John spent 20 very happy years working as a Civil Engineer in many parts of the UK, but also with 10 years in Tanzania, Dubai and Oman before returning to study Geophysical Sciences at UEA as a mature student. He discovered the science of oceanography and in particular coastal processes and carried on to complete a PhD at UEA, working with an inspiring research group at UEA, guided by Chris Vincent in 2004.
After a UEA post doc job, a lecturer's post and a further three years working as a marine specialist with Meteorologists Weatherquest Ltd, he moved to Cefas eight years ago and is a Principal Scientist in Coastal numerical modelling and also leads High Performance and Scientific Computing at Cefas. Much of his work involves numerical modelling of coastal processes, geomorphology and water quality, particularly in respect of shellfish health. Cefas is a hugely diverse organisation and although a government department (executive agency of Defra) is one of the foremost organisations to work in marine science research.
He has been a member of the Challenger Society since 2002 and was elected as Honorary Secretary, despite attrocious spelling! He now runs the web development for the society and Mattias Green is the Honorary Secretary.
Is fieldwork a requirement for a career in marine science?

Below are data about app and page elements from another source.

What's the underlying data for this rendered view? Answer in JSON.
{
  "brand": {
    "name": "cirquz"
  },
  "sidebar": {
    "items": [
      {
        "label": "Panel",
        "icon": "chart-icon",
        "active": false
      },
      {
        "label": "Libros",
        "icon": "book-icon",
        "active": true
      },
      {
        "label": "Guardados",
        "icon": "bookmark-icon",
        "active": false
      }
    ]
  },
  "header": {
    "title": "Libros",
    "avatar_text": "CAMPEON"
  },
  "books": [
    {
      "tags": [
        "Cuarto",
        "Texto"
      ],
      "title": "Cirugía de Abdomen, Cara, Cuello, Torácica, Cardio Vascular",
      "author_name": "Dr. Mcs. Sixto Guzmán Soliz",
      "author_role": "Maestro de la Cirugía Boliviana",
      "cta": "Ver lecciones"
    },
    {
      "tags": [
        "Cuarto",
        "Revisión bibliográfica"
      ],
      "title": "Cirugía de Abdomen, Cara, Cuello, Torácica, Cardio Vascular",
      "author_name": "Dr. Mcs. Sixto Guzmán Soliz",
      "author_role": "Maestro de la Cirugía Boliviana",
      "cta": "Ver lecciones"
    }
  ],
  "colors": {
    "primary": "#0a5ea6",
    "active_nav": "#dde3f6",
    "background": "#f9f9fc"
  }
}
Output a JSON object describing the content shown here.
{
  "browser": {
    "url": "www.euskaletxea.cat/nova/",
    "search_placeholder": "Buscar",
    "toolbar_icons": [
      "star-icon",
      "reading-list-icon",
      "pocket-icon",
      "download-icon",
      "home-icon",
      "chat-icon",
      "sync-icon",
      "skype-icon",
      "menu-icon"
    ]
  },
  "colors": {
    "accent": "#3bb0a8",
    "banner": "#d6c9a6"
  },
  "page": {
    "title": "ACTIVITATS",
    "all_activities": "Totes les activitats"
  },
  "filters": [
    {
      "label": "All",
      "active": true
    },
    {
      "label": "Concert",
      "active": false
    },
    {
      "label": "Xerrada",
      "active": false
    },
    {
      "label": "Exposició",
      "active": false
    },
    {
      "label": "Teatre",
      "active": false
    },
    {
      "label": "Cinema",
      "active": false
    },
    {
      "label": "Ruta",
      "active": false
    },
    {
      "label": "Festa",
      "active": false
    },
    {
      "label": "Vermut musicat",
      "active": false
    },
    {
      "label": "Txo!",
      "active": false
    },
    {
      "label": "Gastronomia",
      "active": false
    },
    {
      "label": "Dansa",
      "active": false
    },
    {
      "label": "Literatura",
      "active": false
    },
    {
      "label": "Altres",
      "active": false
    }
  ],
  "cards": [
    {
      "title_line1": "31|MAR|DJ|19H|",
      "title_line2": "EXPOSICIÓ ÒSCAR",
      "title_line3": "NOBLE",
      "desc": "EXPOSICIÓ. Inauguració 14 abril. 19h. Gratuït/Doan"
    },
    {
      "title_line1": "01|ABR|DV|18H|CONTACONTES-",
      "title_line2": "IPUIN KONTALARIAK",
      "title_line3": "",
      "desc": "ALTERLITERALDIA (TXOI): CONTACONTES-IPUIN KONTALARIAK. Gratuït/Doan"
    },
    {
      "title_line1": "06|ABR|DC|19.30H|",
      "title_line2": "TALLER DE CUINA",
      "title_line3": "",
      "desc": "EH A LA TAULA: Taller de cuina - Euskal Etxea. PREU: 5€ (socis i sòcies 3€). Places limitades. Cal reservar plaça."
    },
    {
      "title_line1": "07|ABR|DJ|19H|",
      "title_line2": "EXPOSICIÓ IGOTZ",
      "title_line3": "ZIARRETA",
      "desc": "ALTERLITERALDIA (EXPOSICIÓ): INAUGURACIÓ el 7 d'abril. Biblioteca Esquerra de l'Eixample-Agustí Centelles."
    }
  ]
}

Please save the date for an introductory and perception gathering event run by a subset of the Challenger Society EDIA working group. The virtual event will focus on ‘Evaluating perceptions of job roles in marine research and raising awareness of digital twinning of the oceans to promote diversity and inclusivity in the marine sciences.’ The event will take place on the 27th of January 2021 13:30-15:30 on zoom.
The Decade Working Group (DWG): Update
In the UK marine community the United Nations Decade of Science for Sustainable Development (2021-2030), hereafter ‘the Decade’, is gaining growing publicity. What is less well established is how UK marine researchers can participate in the Decade and how funding for research will emerge.
New NERC Ocean Observations Consultation
The Natural Environment Research Council (NERC) has asked the National Oceanography Centre (NOC) to lead a piece of work on prioritising the sustained ocean observations that are most important to the UK and the international effort.